It wasn’t as bad as India, but actually, it was as bad as parts of India. And as beautiful: jungle now lining the roads, the traffic more dangerous but also more colourful, from the sunset mangoes cresting the top of a truck’s container, to the spectrum of t-shirts of passengers packed into pick-ups, dangling off of chicken buses, and clinging to the backs of motorbikes. Occasionally the mountain road would give us a slice of the view, hazy hillsides dense with forest.
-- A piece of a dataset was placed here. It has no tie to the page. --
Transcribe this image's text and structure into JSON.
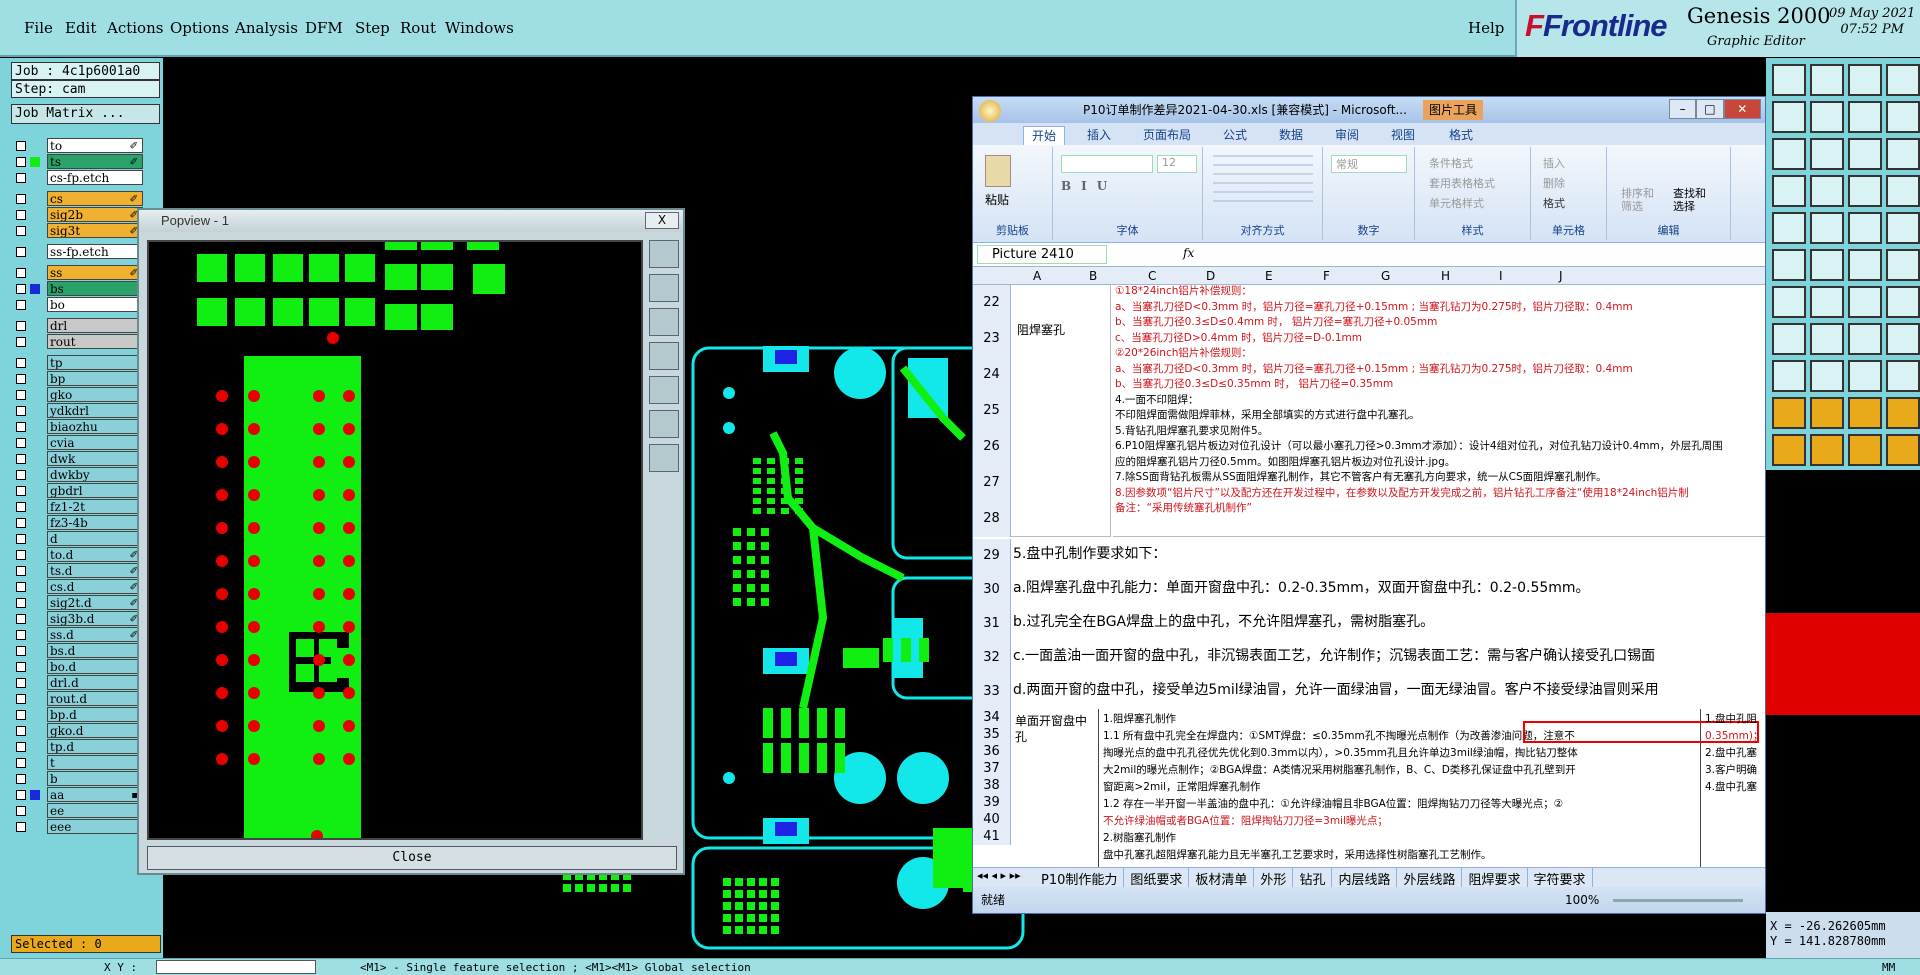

Jane was driving, and she took it like a pro, gunning Cochita’s 1.6L of power to stay on the tail of passing cars, zipping past tractors and bicycles and snail-paced huge trucks then ducking back in the face of oncoming traffic. We drove all the way to Xela, without stopping, climbing to that beautiful mountain town where the streets are cobblestoned and precariously sloped and as narrow as the alleyways of Paris, forcing all of the cars to park with two wheels on the curb and two in the street and a prayer that the mirrors don’t get knocked off. Not that we didn’t encounter wild driving in Mexico as well, but it was mainly confined to the cities, where lane markings are regularly ignored in favour of cramming in an extra lane-and-a-half of traffic. (Truly, this seems to be a beloved tactic in most countries on earth – someone should get wise and maybe just paint narrower lanes.) And the cuotas (toll roads) of Mexico are fabulous, expensive but in better condition than many American highways, populated by fast cars that cost many times more than Cochita. Guatemala’s roads were the first taste of how deeply impoverished Central America is in comparison to North America (a continent which very much includes Mexico, in more ways than just road quality), and just how different each of these marvelous countries are. Mexico and Central America! Eight countries previously lumped together in my inexperienced mind as a vaguely Spanish-speaking mixture of jungle, beach, tacos, and a sprinkling of drugs and murder. You know, of course, that they’re all different. But you don’t really know, until you see for yourself.